As the Securities and Exchange Commission considers tightening its regulations for money market funds, separately managed accounts have been touted as a possible alternative if companies decide to shift assets in response to the new rules. Such accounts are essentially customized money funds; they allow a company to set guidelines for how the money in its account is invested.
“It appeals to people, the idea that they can pull together a portfolio that’s specific to their needs,” said Michael Gallanis, a partner at consultancy Treasury Strategies in Chicago. “If you do not wish to actively manage accounts on your own, this seems to be the next best choice.”
Lamle said he expects to see some money leave mutual funds for separate accounts: “Not a flood, but a trickle.” But he sees the shift having more to do with companies’ interest in moving out the yield curve.
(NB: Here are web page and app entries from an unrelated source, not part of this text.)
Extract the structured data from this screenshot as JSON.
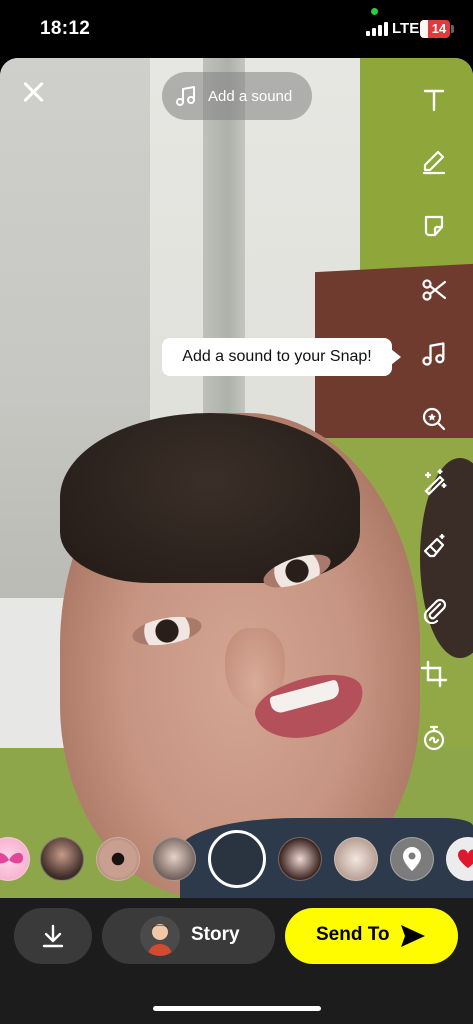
{
  "status_bar": {
    "time": "18:12",
    "network": "LTE",
    "battery": "14"
  },
  "camera": {
    "add_sound_label": "Add a sound",
    "tooltip": "Add a sound to your Snap!"
  },
  "toolbar": {
    "tools": [
      "text-tool",
      "pen-tool",
      "sticker-tool",
      "scissors-tool",
      "music-tool",
      "lens-search-tool",
      "magic-eraser-tool",
      "eraser-tool",
      "paperclip-tool",
      "crop-tool",
      "timer-tool"
    ]
  },
  "lenses": {
    "items": [
      "butterfly-lens",
      "glasses-face-lens",
      "eye-lens",
      "portrait-lens",
      "capture",
      "girl-lens",
      "blonde-lens",
      "location-lens",
      "heart-lens"
    ]
  },
  "bottom_bar": {
    "story_label": "Story",
    "send_label": "Send To"
  },
  "colors": {
    "send_button": "#fffc00",
    "battery_low": "#e03a3a"
  }
}
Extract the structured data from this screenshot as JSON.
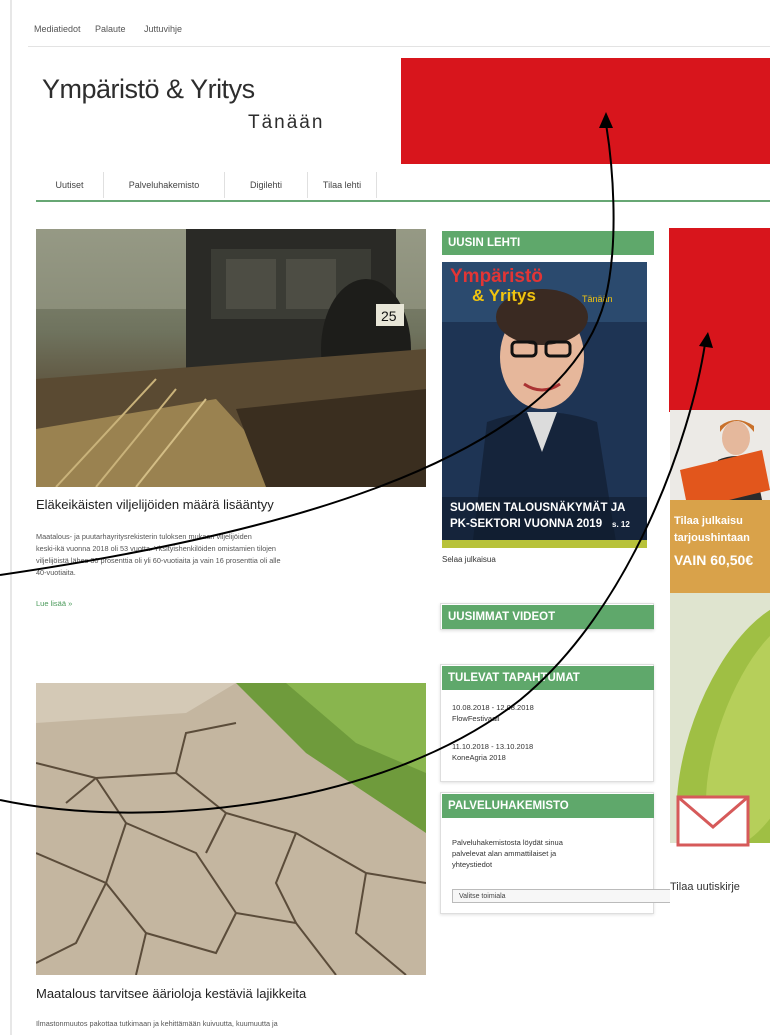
{
  "utility_nav": [
    "Mediatiedot",
    "Palaute",
    "Juttuvihje"
  ],
  "logo": {
    "main": "Ympäristö & Yritys",
    "sub": "Tänään"
  },
  "main_nav": [
    "Uutiset",
    "Palveluhakemisto",
    "Digilehti",
    "Tilaa lehti"
  ],
  "articles": [
    {
      "title": "Eläkeikäisten viljelijöiden määrä lisääntyy",
      "excerpt_lines": [
        "Maatalous- ja puutarhayritysrekisterin tuloksen mukaan viljelijöiden",
        "keski-ikä vuonna 2018 oli 53 vuotta. Yksityishenkilöiden omistamien tilojen",
        "viljelijöistä lähes 30 prosenttia oli yli 60-vuotiaita ja vain 16 prosenttia oli alle",
        "40-vuotiaita."
      ],
      "read_more": "Lue lisää »"
    },
    {
      "title": "Maatalous tarvitsee äärioloja kestäviä lajikkeita",
      "excerpt_lines": [
        "Ilmastonmuutos pakottaa tutkimaan ja kehittämään kuivuutta, kuumuutta ja"
      ]
    }
  ],
  "sidebar": {
    "latest_issue": {
      "heading": "UUSIN LEHTI",
      "cover_title_1": "Ympäristö",
      "cover_title_2": "& Yritys",
      "cover_title_3": "Tänään",
      "cover_headline_1": "SUOMEN TALOUSNÄKYMÄT JA",
      "cover_headline_2": "PK-SEKTORI VUONNA 2019",
      "cover_page": "s. 12",
      "browse_link": "Selaa julkaisua"
    },
    "videos": {
      "heading": "UUSIMMAT VIDEOT"
    },
    "events": {
      "heading": "TULEVAT TAPAHTUMAT",
      "items": [
        {
          "dates": "10.08.2018 - 12.08.2018",
          "name": "FlowFestivaali"
        },
        {
          "dates": "11.10.2018 - 13.10.2018",
          "name": "KoneAgria 2018"
        }
      ]
    },
    "directory": {
      "heading": "PALVELUHAKEMISTO",
      "text_lines": [
        "Palveluhakemistosta löydät sinua",
        "palvelevat alan ammattilaiset ja",
        "yhteystiedot"
      ],
      "select_value": "Valitse toimiala"
    }
  },
  "ads": {
    "subscribe_line_1": "Tilaa julkaisu",
    "subscribe_line_2": "tarjoushintaan",
    "subscribe_price": "VAIN 60,50€",
    "newsletter": "Tilaa uutiskirje"
  },
  "colors": {
    "accent_green": "#5fa86b",
    "banner_red": "#d8151c",
    "arrow": "#000000"
  }
}
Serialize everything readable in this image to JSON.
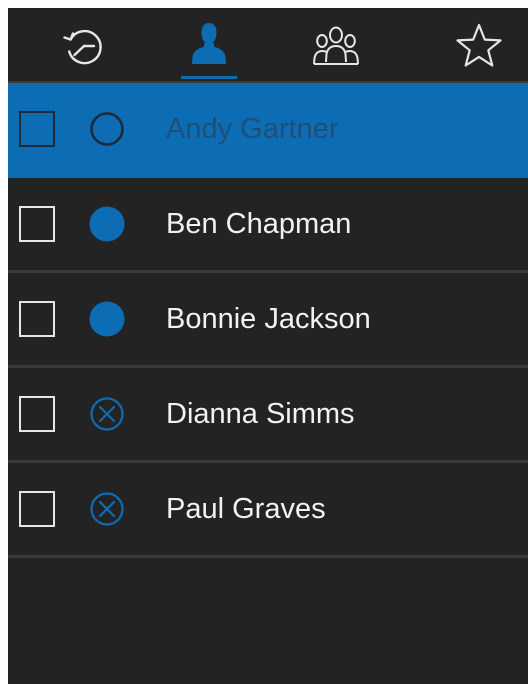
{
  "tabs": [
    {
      "id": "recent",
      "icon": "history-icon"
    },
    {
      "id": "contacts",
      "icon": "person-icon",
      "active": true
    },
    {
      "id": "groups",
      "icon": "group-icon"
    },
    {
      "id": "favorites",
      "icon": "star-icon"
    }
  ],
  "contacts": [
    {
      "name": "Andy Gartner",
      "status": "offline-outline",
      "selected": true
    },
    {
      "name": "Ben Chapman",
      "status": "online"
    },
    {
      "name": "Bonnie Jackson",
      "status": "online"
    },
    {
      "name": "Dianna Simms",
      "status": "unavailable"
    },
    {
      "name": "Paul Graves",
      "status": "unavailable"
    }
  ],
  "colors": {
    "background": "#232323",
    "accent": "#0c6db5",
    "divider": "#3a3a3a",
    "text": "#f2f2f2"
  }
}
With short-term interest rates so low, many companies with excess cash have extended the maturity of their investments, venturing out to hold securities maturing in a year, or two or three years. “Often those are in separate accounts,” Lamle said, in part because few ultra-short bond funds are of sufficiently high quality to satisfy corporate investors.